Coins and Medals Department, Pushkin
Отдел Коллекция Проекты Научная работа отдела Библиотека События Партнеры Меценаты

Elena Abramovna Davidovich


Елена Абрамовна Давидович

On December 5th of this year at the age of almost 91, Elena Abramovna Davidovich died after a long period of poor health. This Doctor of Historical Sciences, professor and archaeologist was an outstanding scholar in the field of oriental source-study. Her passing marks the end of a whole era in fundamental research and important discoveries in her country and above all in the numismatics of the Islamic world. Elena Davidovich was a prolific writer in this domain, producing nine monographs and around three hundred articles published in her own country and abroad. The main focus of her interest was research into the coinage of Central Asia between the 8th and 18th centuries.

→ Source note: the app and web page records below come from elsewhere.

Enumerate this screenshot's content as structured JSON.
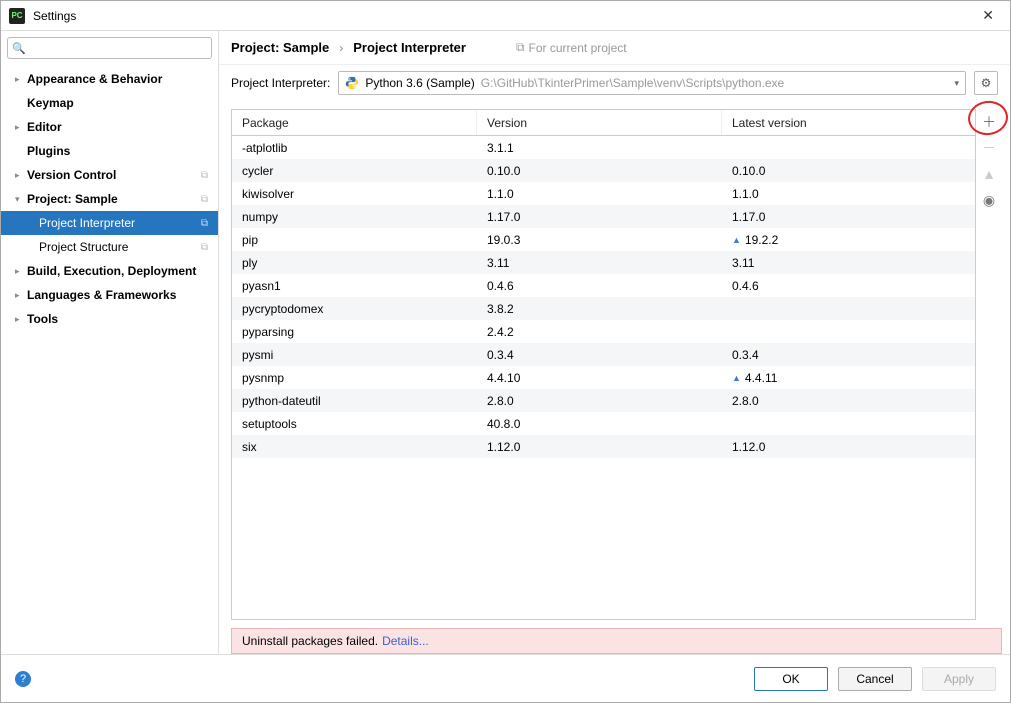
{
  "window": {
    "title": "Settings",
    "logo_text": "PC"
  },
  "search": {
    "placeholder": ""
  },
  "sidebar": {
    "items": [
      {
        "label": "Appearance & Behavior",
        "expandable": true,
        "expanded": false,
        "bold": true
      },
      {
        "label": "Keymap",
        "expandable": false,
        "bold": true
      },
      {
        "label": "Editor",
        "expandable": true,
        "expanded": false,
        "bold": true
      },
      {
        "label": "Plugins",
        "expandable": false,
        "bold": true
      },
      {
        "label": "Version Control",
        "expandable": true,
        "expanded": false,
        "bold": true,
        "badge": true
      },
      {
        "label": "Project: Sample",
        "expandable": true,
        "expanded": true,
        "bold": true,
        "badge": true,
        "children": [
          {
            "label": "Project Interpreter",
            "selected": true,
            "badge": true
          },
          {
            "label": "Project Structure",
            "badge": true
          }
        ]
      },
      {
        "label": "Build, Execution, Deployment",
        "expandable": true,
        "expanded": false,
        "bold": true
      },
      {
        "label": "Languages & Frameworks",
        "expandable": true,
        "expanded": false,
        "bold": true
      },
      {
        "label": "Tools",
        "expandable": true,
        "expanded": false,
        "bold": true
      }
    ]
  },
  "breadcrumb": {
    "item1": "Project: Sample",
    "sep": "›",
    "item2": "Project Interpreter",
    "aux": "For current project"
  },
  "interpreter": {
    "label": "Project Interpreter:",
    "value": "Python 3.6 (Sample)",
    "path": "G:\\GitHub\\TkinterPrimer\\Sample\\venv\\Scripts\\python.exe"
  },
  "table": {
    "headers": {
      "c1": "Package",
      "c2": "Version",
      "c3": "Latest version"
    },
    "rows": [
      {
        "pkg": "-atplotlib",
        "ver": "3.1.1",
        "latest": "",
        "upgrade": false
      },
      {
        "pkg": "cycler",
        "ver": "0.10.0",
        "latest": "0.10.0",
        "upgrade": false
      },
      {
        "pkg": "kiwisolver",
        "ver": "1.1.0",
        "latest": "1.1.0",
        "upgrade": false
      },
      {
        "pkg": "numpy",
        "ver": "1.17.0",
        "latest": "1.17.0",
        "upgrade": false
      },
      {
        "pkg": "pip",
        "ver": "19.0.3",
        "latest": "19.2.2",
        "upgrade": true
      },
      {
        "pkg": "ply",
        "ver": "3.11",
        "latest": "3.11",
        "upgrade": false
      },
      {
        "pkg": "pyasn1",
        "ver": "0.4.6",
        "latest": "0.4.6",
        "upgrade": false
      },
      {
        "pkg": "pycryptodomex",
        "ver": "3.8.2",
        "latest": "",
        "upgrade": false
      },
      {
        "pkg": "pyparsing",
        "ver": "2.4.2",
        "latest": "",
        "upgrade": false
      },
      {
        "pkg": "pysmi",
        "ver": "0.3.4",
        "latest": "0.3.4",
        "upgrade": false
      },
      {
        "pkg": "pysnmp",
        "ver": "4.4.10",
        "latest": "4.4.11",
        "upgrade": true
      },
      {
        "pkg": "python-dateutil",
        "ver": "2.8.0",
        "latest": "2.8.0",
        "upgrade": false
      },
      {
        "pkg": "setuptools",
        "ver": "40.8.0",
        "latest": "",
        "upgrade": false
      },
      {
        "pkg": "six",
        "ver": "1.12.0",
        "latest": "1.12.0",
        "upgrade": false
      }
    ]
  },
  "status": {
    "text": "Uninstall packages failed.",
    "link": "Details..."
  },
  "footer": {
    "ok": "OK",
    "cancel": "Cancel",
    "apply": "Apply"
  }
}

Elena Davidovich was a person of unusually wide-ranging talents and interests. In addition to her rare determination, when it came to extending her knowledge, she was also musically gifted and no mean sportswoman and actress with professional appearances to her credit.

A major period of her life was devoted to archaeology. At the city-site of Ancient Nisa near Ashkhabad (Turkmenistan) she was in charge of the investigation of the celebrated Square House complex: it was there, during the 1948 field season, that she discovered the famous hoard of Parthian rhyta.

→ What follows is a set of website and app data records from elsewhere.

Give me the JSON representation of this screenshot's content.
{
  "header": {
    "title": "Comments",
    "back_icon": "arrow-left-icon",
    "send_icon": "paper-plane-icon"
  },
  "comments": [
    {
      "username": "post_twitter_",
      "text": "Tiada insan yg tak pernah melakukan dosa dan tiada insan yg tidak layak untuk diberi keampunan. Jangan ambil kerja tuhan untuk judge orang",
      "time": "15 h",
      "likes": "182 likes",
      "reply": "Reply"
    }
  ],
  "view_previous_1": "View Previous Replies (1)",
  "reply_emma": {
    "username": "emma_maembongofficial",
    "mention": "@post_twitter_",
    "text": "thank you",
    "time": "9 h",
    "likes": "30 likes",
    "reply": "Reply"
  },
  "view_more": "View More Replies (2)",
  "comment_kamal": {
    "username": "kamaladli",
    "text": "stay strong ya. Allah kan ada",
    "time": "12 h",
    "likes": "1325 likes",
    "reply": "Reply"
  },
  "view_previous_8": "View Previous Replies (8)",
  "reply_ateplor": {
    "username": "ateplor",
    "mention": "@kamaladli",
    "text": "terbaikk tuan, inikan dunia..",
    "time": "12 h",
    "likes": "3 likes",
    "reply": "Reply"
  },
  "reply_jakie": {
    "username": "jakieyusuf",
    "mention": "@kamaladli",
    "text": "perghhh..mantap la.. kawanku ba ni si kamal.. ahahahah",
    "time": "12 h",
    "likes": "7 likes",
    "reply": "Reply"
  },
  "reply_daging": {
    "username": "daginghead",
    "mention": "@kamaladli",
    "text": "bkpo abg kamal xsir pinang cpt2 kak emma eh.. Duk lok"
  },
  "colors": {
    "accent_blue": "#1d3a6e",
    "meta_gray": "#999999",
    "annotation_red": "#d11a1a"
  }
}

Her broad horizons, mathematical skills and rare analytical mind enabled Elena Davidovich to resolve extremely complex questions regarding money circulation in medieval Central Asia, using a multi-disciplinary approach to a whole range of written, numismatic and epigraphic sources (A History of the Coinage of Central Asia in the 17th-18th Centuries, Dushanbe, 1964; A History of Money Circulation in Medieval Central Asia, Moscow, 1983 etc.).

The work carried out by Professor Davidovich on the texts of Persian and Arabic manuscripts was also extremely fruitful. She was able to point out many errors made by both authors and copiers, which had eluded the notice of previous researchers.

Elena Davidovich also assembled, studied and published a large range of hoard materials and she devised and elaborated a metrology for Central Asian coins (Hoards of Ancient and Medieval Coins of Tadzhikistan, Moscow, 1979; Materials for a Metrology of Medieval Central Asia, Moscow, 1970 etc.). Works by Professor Davidovich demonstrated the importance of coins as a valuable and sometimes even leading source for resolving specific issues – not  just in connection with coinage but also those relating to socio-economic and political history.

The chronological range of the research undertaken by Elena Davidovich was also unusually wide: from her classification of the coins of Kushan ruler, Heraios (2nd-1st century BC) to her detailed research into the coinage of the Qarakhanids (9th-11th centuries), the Anushteginids or Khwārazm-Shāhs (11th-13th centuries), the Chaghatayids (13th-14th centuries), the Chingizids (13-15th century), Timurids (14th-16th centuries) and the Shaybānids (16th century) (Corpus of the Gold and Silver Coins of the Shaybānids – 16th century, Moscow, 1992).

The task of developing multi-disciplinary source study and subsidiary historical disciplines was given pride of place in the section which Professor Davidovich headed at the Institute of Oriental Studies from 1973 and also for the series of “Bartold Lectures” which she inaugurated in 1974. The collection of academic articles, Historical Oriental Studies and Specialist Historical Disciplines (Issues 1-6, Moscow, 1989-2004) was directed towards the same goal: Elena Davidovich was its general editor and contributed to it without fail. She made a major contribution to the work of the first All Russian Numismatic Conferences and also to such well-known publications as “Epigraphy of the East”, “Numismatics and Epigraphy” and “Central Asiatic Journal”.

Professor Davidovich was generous in the sharing of her knowledge and helped many other scholars as they wrote their dissertations, books and articles. She was a patient but at the same time demanding mentor: she would not countenance works, which “do not demand conscientious and painstaking study of sources and of the literature and leave room for arbitrary constructions or flights of fancy”.

The legacy of Elena Davidovich is a great one and one which has not yet been fully appreciated. Until almost the very end of her life she was working on the manuscript of her book in English, which incorporated the main results of her work over many years.